You’re staring at a blank page. A cursor is blinking, taunting. Or perhaps your pen is feebly hovering just centimeters above a notebook, a thousand half-formed ideas popping in and out of your head. They drown each other out, and you are left with nothing more than you started with. You are supposed to be creating, but you haven’t the faintest idea where to start. You’re suffering from ‘Blank Page Syndrome’ – the result of a creative process that lacks structure.
Really? Structure? I thought creativity was the opposite of structure?
The belief that creativity is a structure-less, free-for-all of right-brained gooeyness is a pervasive myth. As a designer, my entire career has been filled with people professing how lucky I am to have a job with the freedom to make whatever I want. There are many reasons that I love my job, but freedom is not one of them. I worship structure. In fact, I could not do my job without it.
The belief that creativity is a structure-less, free-for-all of right-brained gooeyness is a pervasive myth.
For example, I often design logos for our clients. For this type of project, I dedicate the first third of my time to establishing that necessary structure. I spend hours researching, planning and honing in on the problem I’m trying to solve. I take a deep dive into the company’s character until I can describe it with three finely tuned adjectives. These three words guide my design process and serve as a benchmark for measuring the success of my work.
By taking time to set up a structure, effective, creative work can pour onto the page.

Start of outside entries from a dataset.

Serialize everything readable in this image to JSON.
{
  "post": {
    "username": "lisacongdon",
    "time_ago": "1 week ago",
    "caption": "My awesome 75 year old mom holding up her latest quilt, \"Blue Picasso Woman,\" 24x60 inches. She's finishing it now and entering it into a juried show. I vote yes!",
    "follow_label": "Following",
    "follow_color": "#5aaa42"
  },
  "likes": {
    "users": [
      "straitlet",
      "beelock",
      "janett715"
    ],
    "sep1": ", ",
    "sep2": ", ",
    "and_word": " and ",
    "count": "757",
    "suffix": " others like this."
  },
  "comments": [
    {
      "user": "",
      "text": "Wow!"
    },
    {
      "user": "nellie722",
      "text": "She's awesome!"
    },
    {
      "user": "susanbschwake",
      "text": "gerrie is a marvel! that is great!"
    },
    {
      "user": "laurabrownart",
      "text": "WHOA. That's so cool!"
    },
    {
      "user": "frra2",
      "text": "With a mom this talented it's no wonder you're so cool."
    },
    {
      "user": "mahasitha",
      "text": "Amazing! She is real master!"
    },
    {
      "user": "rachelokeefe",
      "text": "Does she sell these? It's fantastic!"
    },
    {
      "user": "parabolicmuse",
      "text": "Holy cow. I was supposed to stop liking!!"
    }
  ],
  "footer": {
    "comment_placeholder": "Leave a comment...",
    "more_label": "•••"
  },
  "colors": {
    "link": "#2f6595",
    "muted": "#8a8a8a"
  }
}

Let’s say I’m designing for XYZ Company. I’ve done my research and found XYZ to be light-hearted, fresh and urban. Now, as I pull out some paper and start sketching, the blank page isn’t as daunting; right away I can eliminate 95% of the distractions that were vying for my attention. I have a well-defined problem to solve: make a logo that feels light-hearted, fresh and urban. By narrowing my focus, my creativity can roam freely through metaphors, styles and colors, looking for solutions without getting bogged down by options that don’t meet my criteria.
A structured creative process will benefit you from start to finish. As the project develops, you may have the idea to switch up the paper material or add a creative fold to that new brochure, but your structure helps you determine if it’s an avenue worth pursuing. In the case of XYZ, I’d have to ask, “Is this new option going to make it feel light-hearted, fresh and urban?” If the answer is “no,” I can move on without wasting precious time and creative juices.
How do I know if I have Blank Page Syndrome?
If you’re staring at a blank page wondering where to go next, you may not have enough structure. Backtrack and narrow your focus. Set up goals that will help guide your creative decisions. What that structure is may vary for different types of creators, but it is true whether you are graphic designer, an author, or a hobby comic artist. If you explicitly define the problem at hand the paper may soon seem to fill itself.